Hawthorn (Crataegus species)
Whether you realize it or not, you have seen plenty of Hawthorn trees throughout the Ohio and Midwest area. The Hawthorn tree is one of Ohio’s most popular tree, typically found in wooded and flat areas. This tree family has around 60 different species which can make them hard to differentiate at times. Some Hawthorns have thorny characteristics used to fight off wildlife from grazing and removing its bark, but there are species of thornless Hawthorn that make for a beautiful tree to plant in neighborhoods and other residential areas. Hawthorns are deciduous and have an average height of 20 to 40 feet. You can spot these trees in the spring time because they have a gorgeous spring bloom of pink and white flowers.
Boxelder (Acer negundo)
The Boxelder is a deciduous tree stemming from the Maple Family and grows up to 50 feet tall. The Boxelder received its name because its wood was commonly used for making wooden crates, boxes, and pallets. Although the tree is one of the boxelder bug’s favorite vacation destinations and isn’t the most aesthetically pleasing, the tree has become a useful resource for both humans and wildlife. Native Americans used this tree for a variety of tools, furniture, and instruments while birds, deer, and squirrels often resort to the Boxelder for their meals.
Red Maple (Acer rubrum)
Red Maples are a popular tree spotted throughout Ohio and the Eastern United States. The tree is sometimes considered a rival to the west coast’s Bigleaf Maple. Although a deciduous hardwood, Red Maple is considered a soft maple in comparison to the Sugar Maple. Sugar Maples, where we get most of our syrup from, is the most popular hard maple tree.

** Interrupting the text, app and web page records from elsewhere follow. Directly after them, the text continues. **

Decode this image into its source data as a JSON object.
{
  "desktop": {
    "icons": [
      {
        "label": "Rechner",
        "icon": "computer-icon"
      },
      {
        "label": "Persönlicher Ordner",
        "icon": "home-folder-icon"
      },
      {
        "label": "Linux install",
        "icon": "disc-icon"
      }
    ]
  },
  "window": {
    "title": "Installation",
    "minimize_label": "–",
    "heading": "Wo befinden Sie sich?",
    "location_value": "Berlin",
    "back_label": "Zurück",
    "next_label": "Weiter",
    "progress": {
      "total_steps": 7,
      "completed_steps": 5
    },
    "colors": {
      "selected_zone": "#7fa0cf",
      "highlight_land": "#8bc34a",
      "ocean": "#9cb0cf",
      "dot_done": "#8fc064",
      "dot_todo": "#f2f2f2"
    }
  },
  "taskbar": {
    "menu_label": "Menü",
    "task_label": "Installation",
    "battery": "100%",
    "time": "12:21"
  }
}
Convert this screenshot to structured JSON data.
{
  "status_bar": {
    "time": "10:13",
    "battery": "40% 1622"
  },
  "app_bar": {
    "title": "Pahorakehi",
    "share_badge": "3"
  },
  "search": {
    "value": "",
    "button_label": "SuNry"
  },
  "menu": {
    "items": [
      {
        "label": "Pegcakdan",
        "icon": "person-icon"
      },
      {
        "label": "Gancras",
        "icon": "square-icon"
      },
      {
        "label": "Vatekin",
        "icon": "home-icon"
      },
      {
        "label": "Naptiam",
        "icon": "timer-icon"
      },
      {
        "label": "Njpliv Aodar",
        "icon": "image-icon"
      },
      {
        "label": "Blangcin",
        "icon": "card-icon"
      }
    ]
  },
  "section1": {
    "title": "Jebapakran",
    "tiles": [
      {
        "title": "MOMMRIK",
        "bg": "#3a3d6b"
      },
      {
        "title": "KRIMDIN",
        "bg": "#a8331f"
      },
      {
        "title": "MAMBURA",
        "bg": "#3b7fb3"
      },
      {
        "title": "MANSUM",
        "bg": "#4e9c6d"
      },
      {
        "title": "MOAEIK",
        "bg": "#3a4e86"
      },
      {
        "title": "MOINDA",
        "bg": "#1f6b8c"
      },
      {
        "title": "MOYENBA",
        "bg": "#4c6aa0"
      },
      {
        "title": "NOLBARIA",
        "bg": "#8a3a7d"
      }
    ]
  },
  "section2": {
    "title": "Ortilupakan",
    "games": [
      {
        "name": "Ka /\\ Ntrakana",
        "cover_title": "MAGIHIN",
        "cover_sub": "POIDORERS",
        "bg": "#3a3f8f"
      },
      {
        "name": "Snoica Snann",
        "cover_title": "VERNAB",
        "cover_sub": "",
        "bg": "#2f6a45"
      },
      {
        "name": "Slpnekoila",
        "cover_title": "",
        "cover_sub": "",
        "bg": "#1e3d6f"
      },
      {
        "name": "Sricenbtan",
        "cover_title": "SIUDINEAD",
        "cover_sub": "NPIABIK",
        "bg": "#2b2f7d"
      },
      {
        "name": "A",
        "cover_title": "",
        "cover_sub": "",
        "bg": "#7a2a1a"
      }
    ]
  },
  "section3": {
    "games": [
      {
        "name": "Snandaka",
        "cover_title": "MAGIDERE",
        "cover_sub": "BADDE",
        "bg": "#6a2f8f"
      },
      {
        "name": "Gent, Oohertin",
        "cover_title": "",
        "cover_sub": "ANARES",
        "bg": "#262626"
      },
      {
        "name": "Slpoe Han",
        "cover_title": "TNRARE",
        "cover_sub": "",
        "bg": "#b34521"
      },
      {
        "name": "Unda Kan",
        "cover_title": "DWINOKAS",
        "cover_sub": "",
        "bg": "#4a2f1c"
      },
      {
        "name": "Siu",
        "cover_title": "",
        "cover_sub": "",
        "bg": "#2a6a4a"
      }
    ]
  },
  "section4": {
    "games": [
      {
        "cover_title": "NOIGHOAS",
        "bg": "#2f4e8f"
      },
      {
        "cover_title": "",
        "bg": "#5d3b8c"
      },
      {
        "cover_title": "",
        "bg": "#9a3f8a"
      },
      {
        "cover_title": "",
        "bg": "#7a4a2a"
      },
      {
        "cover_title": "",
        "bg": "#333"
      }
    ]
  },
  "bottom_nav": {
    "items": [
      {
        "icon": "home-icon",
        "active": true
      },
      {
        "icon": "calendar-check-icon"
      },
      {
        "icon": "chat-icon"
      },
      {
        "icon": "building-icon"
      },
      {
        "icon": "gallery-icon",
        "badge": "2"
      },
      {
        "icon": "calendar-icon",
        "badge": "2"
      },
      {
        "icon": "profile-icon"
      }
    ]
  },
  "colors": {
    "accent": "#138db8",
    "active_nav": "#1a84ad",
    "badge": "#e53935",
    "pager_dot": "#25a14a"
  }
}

Like the Boxelder and Silver Maple trees, red maples have a slightly softer texture than sugar maples. Red Maples can grow up to 70 feet, prefer a wet rich soil, and are commonly found near creeks or open areas where moisture can easily find its way to the tree.
Black Tupelo (Nyssa sylvatica)
The Black Tupelo, also called the Gum Tree, prefers moist soil and grows up to 60 feet tall. To spot this tree throughout the Ohio area look for its alligator-like bark and glossy dark green leaves during the spring and summer. Like many deciduous trees, however, the Black Tupelo really shows its colors during the fall foliage when its leaves turn orange, yellow, and red. The Black Tupelo is a great source for honey and helps drive Florida’s million dollar honey business.
*Spring adventure challenge: Listen to Van Morrison’s Tupelo Honey album and spot as many Black Tupelo’s as you can.
Flowering Dogwood (Cornus florida)
The Flowering Dogwood is indeed a popular ornamental tree spotted in neighborhoods all over the Midwest and east coast, but it also has a long history for being the wood used to make high impact tools and instruments such as golf club heads, chisels, and mallets as well as textile machinery. Flowering Dogwood lumber has a distinct, smooth, and close-grained texture. The tree’s most lethal predator is the dogwood borer which infests the trees during its larval stage. When healthy and able to fight off pests, this tree blooms with beautiful white flowers during the spring time.
If you are interested in planting new trees or flowers, need an old tree removed, or have trees in need of pruning Contact Clean Cut Trees today.